Re: >Blumenbach and Boas

Anthro Students (Anthro.Students@ANTHROPOLOGY.SU.EDU.AU)
Mon, 23 Jan 1995 23:40:19 -0500

Warren Sproule wrote (24/1/95)

>Coming in on the coat-tails of this thread. I imagine that James
>curiousity about the 4 spying anthropologists (1/22) will result in
>identifying them and, as Claude Rains says in 'Casablanca', we'll "round
>the usual suspects". What better way to preserve academic integrity and
>neutrality than to suggest that anthropology per se is not *normatively*
>implicated in political and military agendas? That way, we can cling to
>sense of outrage and shock when time and again, as Richard Spear >reports
>(1/23), a few rotten apples supposedly spoil the barrel. My own >discipline
>is bedevilled by the myth of what Michael Mann calls a "pacific
>transnational sociology", and I'd be surprised if anthropology isn't dogged
>by a similarly useful fiction - ie, the cosy illusion that anthropology is
>on the whole divorced from (or opposed to) covert/overt governmental
>nastiness and armed forces naughtiness.>

Well I'm afraid I'd have have to agree with Warren on this one. Anthropology
does have a chronic "My shit doesn't smell. Anyway it's someone elses."

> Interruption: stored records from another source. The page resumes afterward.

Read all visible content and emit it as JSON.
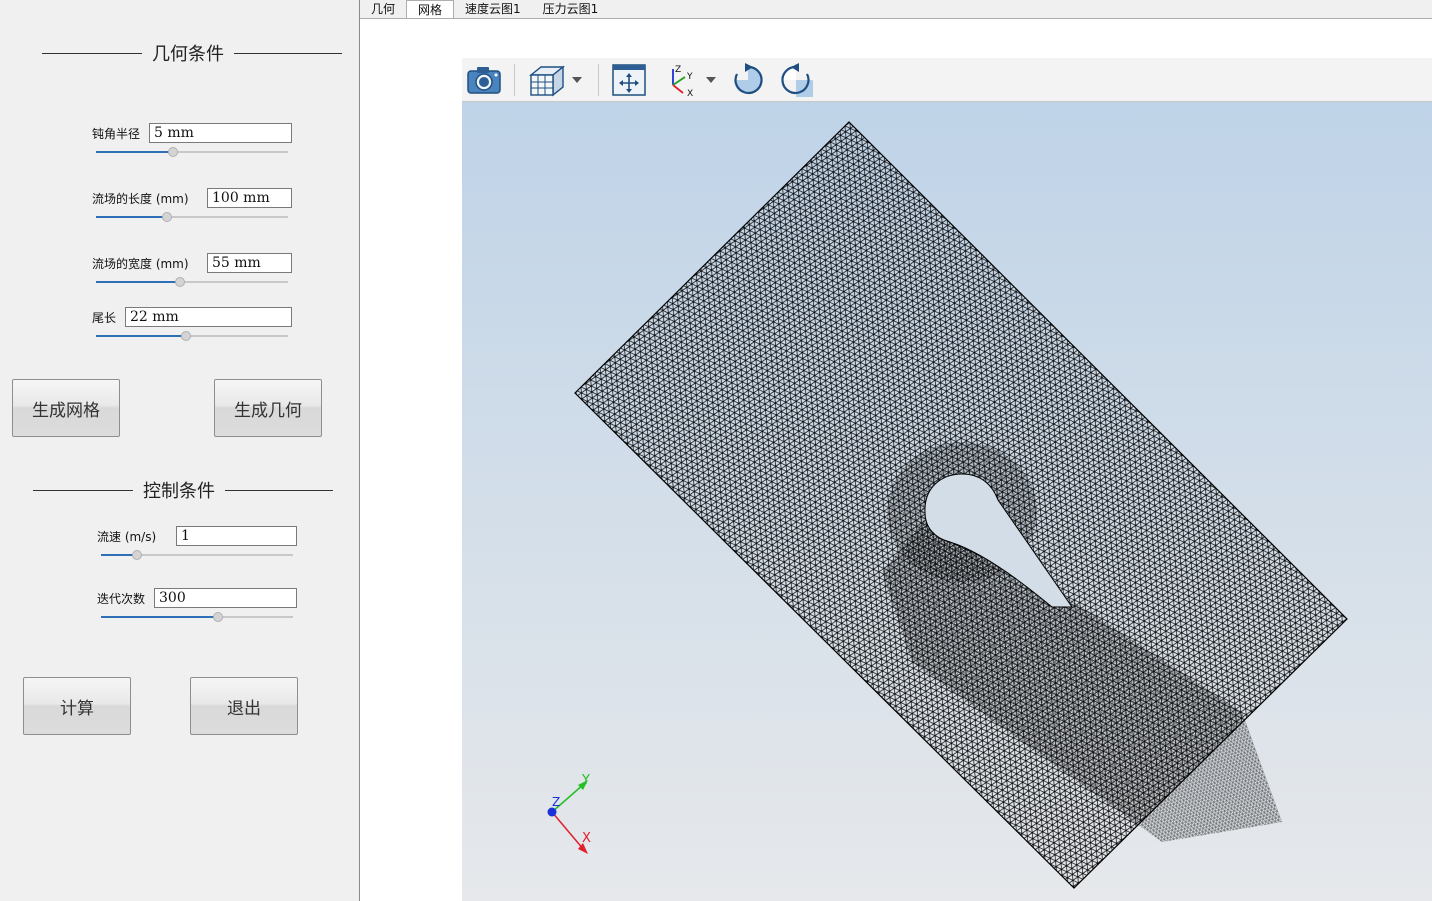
{
  "tabs": [
    "几何",
    "网格",
    "速度云图1",
    "压力云图1"
  ],
  "active_tab": 1,
  "geometry": {
    "title": "几何条件",
    "fields": [
      {
        "label": "钝角半径",
        "value": "5 mm",
        "slider": 0.4
      },
      {
        "label": "流场的长度 (mm)",
        "value": "100 mm",
        "slider": 0.37
      },
      {
        "label": "流场的宽度 (mm)",
        "value": "55 mm",
        "slider": 0.44
      },
      {
        "label": "尾长",
        "value": "22 mm",
        "slider": 0.47
      }
    ],
    "buttons": {
      "mesh": "生成网格",
      "geometry": "生成几何"
    }
  },
  "control": {
    "title": "控制条件",
    "fields": [
      {
        "label": "流速 (m/s)",
        "value": "1",
        "slider": 0.19
      },
      {
        "label": "迭代次数",
        "value": "300",
        "slider": 0.61
      }
    ],
    "buttons": {
      "compute": "计算",
      "exit": "退出"
    }
  },
  "toolbar": {
    "icons": [
      "camera-icon",
      "view-cube-icon",
      "dropdown-arrow-icon",
      "fit-all-icon",
      "axis-view-icon",
      "dropdown-arrow-icon",
      "rotate-cw-icon",
      "rotate-ccw-icon"
    ]
  },
  "triad": {
    "x": "X",
    "y": "Y",
    "z": "Z",
    "colors": {
      "x": "#e0202a",
      "y": "#22c020",
      "z": "#1a30d8"
    }
  },
  "colors": {
    "accent": "#2f6fb5",
    "mesh": "#000000"
  }
}
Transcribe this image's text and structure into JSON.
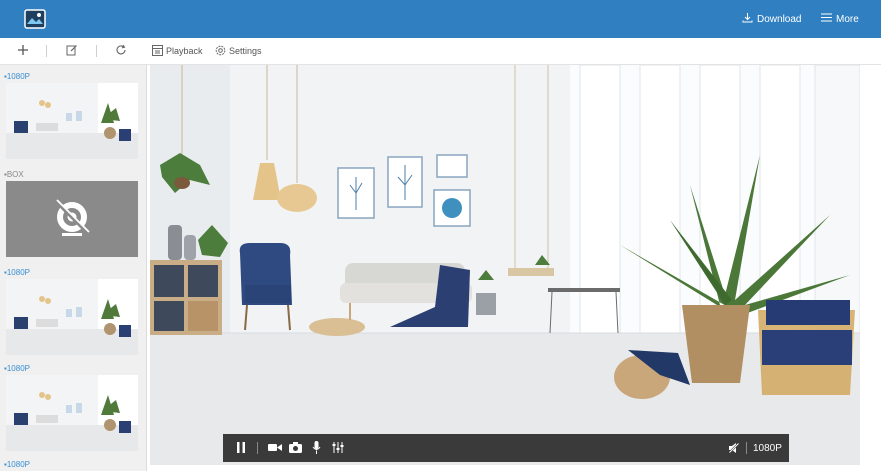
{
  "header": {
    "download_label": "Download",
    "more_label": "More",
    "brand_color": "#2f7fc1"
  },
  "toolbar": {
    "playback_label": "Playback",
    "settings_label": "Settings"
  },
  "sidebar": {
    "cameras": [
      {
        "label": "1080P",
        "status": "online"
      },
      {
        "label": "BOX",
        "status": "offline"
      },
      {
        "label": "1080P",
        "status": "online"
      },
      {
        "label": "1080P",
        "status": "online"
      },
      {
        "label": "1080P",
        "status": "online"
      }
    ]
  },
  "player": {
    "resolution_label": "1080P"
  }
}
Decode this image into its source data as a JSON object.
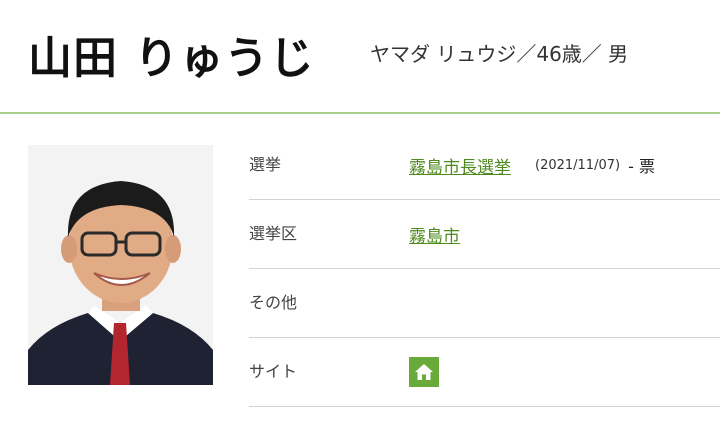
{
  "profile": {
    "name": "山田 りゅうじ",
    "reading": "ヤマダ リュウジ／46歳／ 男",
    "photo_icon": "candidate-photo"
  },
  "details": {
    "election_label": "選挙",
    "election_link": "霧島市長選挙",
    "election_date": "(2021/11/07)",
    "votes": "- 票",
    "district_label": "選挙区",
    "district_link": "霧島市",
    "other_label": "その他",
    "site_label": "サイト",
    "site_icon": "home-icon"
  },
  "colors": {
    "accent": "#6aaa3a",
    "link": "#4f8a1f",
    "header_rule": "#a8cf8a"
  }
}
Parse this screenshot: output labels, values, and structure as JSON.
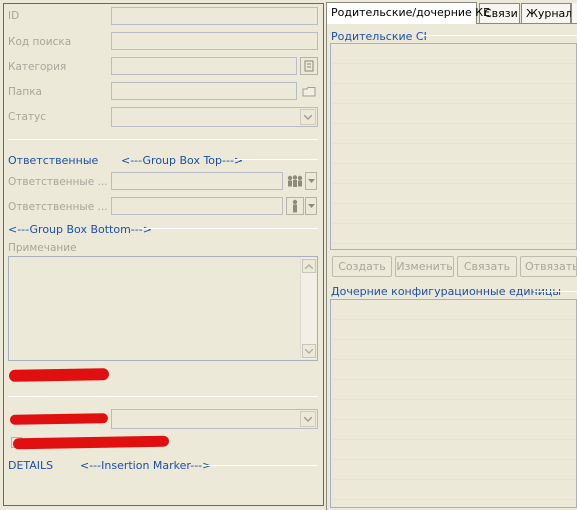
{
  "form": {
    "id_label": "ID",
    "search_code_label": "Код поиска",
    "category_label": "Категория",
    "folder_label": "Папка",
    "status_label": "Статус",
    "responsible_heading": "Ответственные",
    "group_box_top": "<---Group Box Top--->",
    "responsible_1_label": "Ответственные ...",
    "responsible_2_label": "Ответственные ...",
    "group_box_bottom": "<---Group Box Bottom--->",
    "note_label": "Примечание",
    "details_label": "DETAILS",
    "insertion_marker": "<---Insertion Marker--->"
  },
  "tabs": [
    {
      "label": "Родительские/дочерние КЕ",
      "active": true
    },
    {
      "label": "Связи",
      "active": false
    },
    {
      "label": "Журнал",
      "active": false
    }
  ],
  "right": {
    "parent_ci_heading": "Родительские CI",
    "buttons": [
      "Создать",
      "Изменить",
      "Связать",
      "Отвязать"
    ],
    "child_ci_heading": "Дочерние конфигурационные единицы"
  },
  "icons": {
    "category_picker": "book-icon",
    "folder_picker": "folder-icon",
    "group_picker": "group-icon",
    "person_picker": "person-icon"
  },
  "colors": {
    "frame_border": "#d43a3a",
    "heading_blue": "#1c4fa8",
    "redaction": "#e01010"
  }
}
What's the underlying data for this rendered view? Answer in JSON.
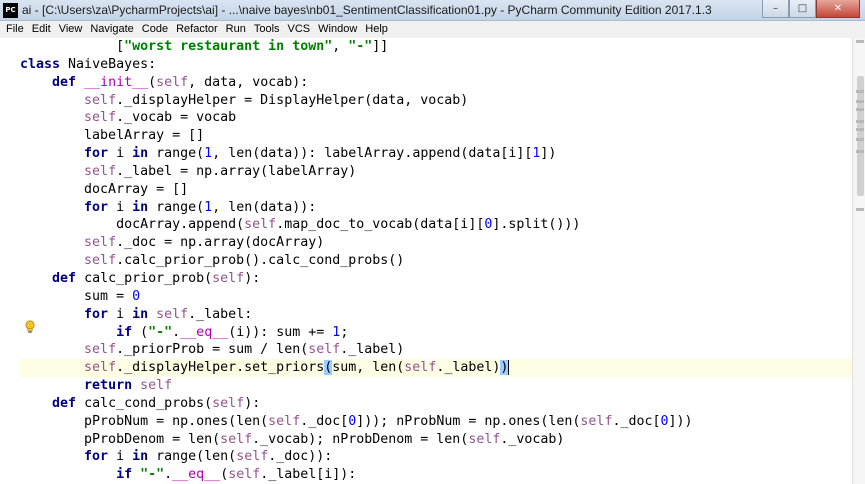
{
  "titlebar": {
    "app_icon_text": "PC",
    "title": "ai - [C:\\Users\\za\\PycharmProjects\\ai] - ...\\naive bayes\\nb01_SentimentClassification01.py - PyCharm Community Edition 2017.1.3",
    "minimize_glyph": "–",
    "maximize_glyph": "□",
    "close_glyph": "✕"
  },
  "menu": [
    "File",
    "Edit",
    "View",
    "Navigate",
    "Code",
    "Refactor",
    "Run",
    "Tools",
    "VCS",
    "Window",
    "Help"
  ],
  "editor": {
    "current_line_index": 18,
    "lines": [
      [
        {
          "t": "            [",
          "c": ""
        },
        {
          "t": "\"worst restaurant in town\"",
          "c": "str"
        },
        {
          "t": ", ",
          "c": ""
        },
        {
          "t": "\"-\"",
          "c": "str"
        },
        {
          "t": "]]",
          "c": ""
        }
      ],
      [
        {
          "t": "class ",
          "c": "kw"
        },
        {
          "t": "NaiveBayes:",
          "c": ""
        }
      ],
      [
        {
          "t": "    ",
          "c": ""
        },
        {
          "t": "def ",
          "c": "kw"
        },
        {
          "t": "__init__",
          "c": "magic"
        },
        {
          "t": "(",
          "c": ""
        },
        {
          "t": "self",
          "c": "self"
        },
        {
          "t": ", data, vocab):",
          "c": ""
        }
      ],
      [
        {
          "t": "        ",
          "c": ""
        },
        {
          "t": "self",
          "c": "self"
        },
        {
          "t": "._displayHelper = DisplayHelper(data, vocab)",
          "c": ""
        }
      ],
      [
        {
          "t": "        ",
          "c": ""
        },
        {
          "t": "self",
          "c": "self"
        },
        {
          "t": "._vocab = vocab",
          "c": ""
        }
      ],
      [
        {
          "t": "        labelArray = []",
          "c": ""
        }
      ],
      [
        {
          "t": "        ",
          "c": ""
        },
        {
          "t": "for ",
          "c": "kw"
        },
        {
          "t": "i ",
          "c": ""
        },
        {
          "t": "in ",
          "c": "kw"
        },
        {
          "t": "range(",
          "c": ""
        },
        {
          "t": "1",
          "c": "num"
        },
        {
          "t": ", len(data)): labelArray.append(data[i][",
          "c": ""
        },
        {
          "t": "1",
          "c": "num"
        },
        {
          "t": "])",
          "c": ""
        }
      ],
      [
        {
          "t": "        ",
          "c": ""
        },
        {
          "t": "self",
          "c": "self"
        },
        {
          "t": "._label = np.array(labelArray)",
          "c": ""
        }
      ],
      [
        {
          "t": "        docArray = []",
          "c": ""
        }
      ],
      [
        {
          "t": "        ",
          "c": ""
        },
        {
          "t": "for ",
          "c": "kw"
        },
        {
          "t": "i ",
          "c": ""
        },
        {
          "t": "in ",
          "c": "kw"
        },
        {
          "t": "range(",
          "c": ""
        },
        {
          "t": "1",
          "c": "num"
        },
        {
          "t": ", len(data)):",
          "c": ""
        }
      ],
      [
        {
          "t": "            docArray.append(",
          "c": ""
        },
        {
          "t": "self",
          "c": "self"
        },
        {
          "t": ".map_doc_to_vocab(data[i][",
          "c": ""
        },
        {
          "t": "0",
          "c": "num"
        },
        {
          "t": "].split()))",
          "c": ""
        }
      ],
      [
        {
          "t": "        ",
          "c": ""
        },
        {
          "t": "self",
          "c": "self"
        },
        {
          "t": "._doc = np.array(docArray)",
          "c": ""
        }
      ],
      [
        {
          "t": "        ",
          "c": ""
        },
        {
          "t": "self",
          "c": "self"
        },
        {
          "t": ".calc_prior_prob().calc_cond_probs()",
          "c": ""
        }
      ],
      [
        {
          "t": "    ",
          "c": ""
        },
        {
          "t": "def ",
          "c": "kw"
        },
        {
          "t": "calc_prior_prob(",
          "c": ""
        },
        {
          "t": "self",
          "c": "self"
        },
        {
          "t": "):",
          "c": ""
        }
      ],
      [
        {
          "t": "        sum = ",
          "c": ""
        },
        {
          "t": "0",
          "c": "num"
        }
      ],
      [
        {
          "t": "        ",
          "c": ""
        },
        {
          "t": "for ",
          "c": "kw"
        },
        {
          "t": "i ",
          "c": ""
        },
        {
          "t": "in ",
          "c": "kw"
        },
        {
          "t": "self",
          "c": "self"
        },
        {
          "t": "._label:",
          "c": ""
        }
      ],
      [
        {
          "t": "            ",
          "c": ""
        },
        {
          "t": "if ",
          "c": "kw"
        },
        {
          "t": "(",
          "c": ""
        },
        {
          "t": "\"-\"",
          "c": "str"
        },
        {
          "t": ".",
          "c": ""
        },
        {
          "t": "__eq__",
          "c": "magic"
        },
        {
          "t": "(i)): sum += ",
          "c": ""
        },
        {
          "t": "1",
          "c": "num"
        },
        {
          "t": ";",
          "c": ""
        }
      ],
      [
        {
          "t": "        ",
          "c": ""
        },
        {
          "t": "self",
          "c": "self"
        },
        {
          "t": "._priorProb = sum / len(",
          "c": ""
        },
        {
          "t": "self",
          "c": "self"
        },
        {
          "t": "._label)",
          "c": ""
        }
      ],
      [
        {
          "t": "        ",
          "c": ""
        },
        {
          "t": "self",
          "c": "self"
        },
        {
          "t": "._displayHelper.set_priors",
          "c": ""
        },
        {
          "t": "(",
          "c": "bracket-hl"
        },
        {
          "t": "sum, len(",
          "c": ""
        },
        {
          "t": "self",
          "c": "self"
        },
        {
          "t": "._label)",
          "c": ""
        },
        {
          "t": ")",
          "c": "bracket-hl"
        }
      ],
      [
        {
          "t": "        ",
          "c": ""
        },
        {
          "t": "return ",
          "c": "kw"
        },
        {
          "t": "self",
          "c": "self"
        }
      ],
      [
        {
          "t": "    ",
          "c": ""
        },
        {
          "t": "def ",
          "c": "kw"
        },
        {
          "t": "calc_cond_probs(",
          "c": ""
        },
        {
          "t": "self",
          "c": "self"
        },
        {
          "t": "):",
          "c": ""
        }
      ],
      [
        {
          "t": "        pProbNum = np.ones(len(",
          "c": ""
        },
        {
          "t": "self",
          "c": "self"
        },
        {
          "t": "._doc[",
          "c": ""
        },
        {
          "t": "0",
          "c": "num"
        },
        {
          "t": "])); nProbNum = np.ones(len(",
          "c": ""
        },
        {
          "t": "self",
          "c": "self"
        },
        {
          "t": "._doc[",
          "c": ""
        },
        {
          "t": "0",
          "c": "num"
        },
        {
          "t": "]))",
          "c": ""
        }
      ],
      [
        {
          "t": "        pProbDenom = len(",
          "c": ""
        },
        {
          "t": "self",
          "c": "self"
        },
        {
          "t": "._vocab); nProbDenom = len(",
          "c": ""
        },
        {
          "t": "self",
          "c": "self"
        },
        {
          "t": "._vocab)",
          "c": ""
        }
      ],
      [
        {
          "t": "        ",
          "c": ""
        },
        {
          "t": "for ",
          "c": "kw"
        },
        {
          "t": "i ",
          "c": ""
        },
        {
          "t": "in ",
          "c": "kw"
        },
        {
          "t": "range(len(",
          "c": ""
        },
        {
          "t": "self",
          "c": "self"
        },
        {
          "t": "._doc)):",
          "c": ""
        }
      ],
      [
        {
          "t": "            ",
          "c": ""
        },
        {
          "t": "if ",
          "c": "kw"
        },
        {
          "t": "\"-\"",
          "c": "str"
        },
        {
          "t": ".",
          "c": ""
        },
        {
          "t": "__eq__",
          "c": "magic"
        },
        {
          "t": "(",
          "c": ""
        },
        {
          "t": "self",
          "c": "self"
        },
        {
          "t": "._label[i]):",
          "c": ""
        }
      ]
    ]
  },
  "colors": {
    "keyword": "#000080",
    "self": "#94558d",
    "string": "#008000",
    "number": "#0000ff",
    "magic": "#b200b2",
    "current_line": "#fdfde4",
    "bracket_highlight": "#99ccff"
  },
  "icons": {
    "gutter": "lightbulb-icon"
  }
}
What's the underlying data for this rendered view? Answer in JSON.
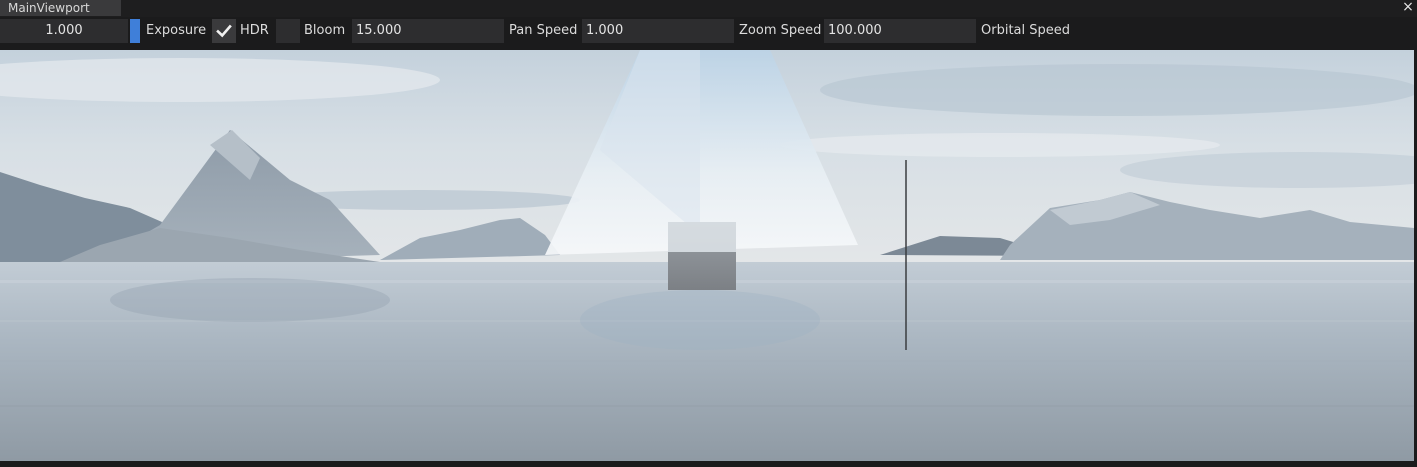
{
  "window": {
    "tab_title": "MainViewport",
    "close_icon": "×"
  },
  "toolbar": {
    "exposure_value": "1.000",
    "exposure_label": "Exposure",
    "hdr_checked": true,
    "hdr_label": "HDR",
    "bloom_label": "Bloom",
    "bloom_value": "15.000",
    "pan_speed_label": "Pan Speed",
    "pan_speed_value": "1.000",
    "zoom_speed_label": "Zoom Speed",
    "zoom_speed_value": "100.000",
    "orbital_speed_label": "Orbital Speed"
  },
  "colors": {
    "accent": "#3f7fd9",
    "panel": "#1b1b1c",
    "field": "#2d2d2f"
  }
}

Anthropology undoubtedly grew out of the relationship between colonial forms
and indigenous peoples. Whether that's all it is is another matter entirely.
I do however think it's important that we don't enage in to many sacrificial
gestures re the "bad apples", and we acknowledge our own complicity in these
structures. I think the presumed liberalism of anthropology as a discipline
is just that, presumed.


John Cook
Anyone care to surprise me?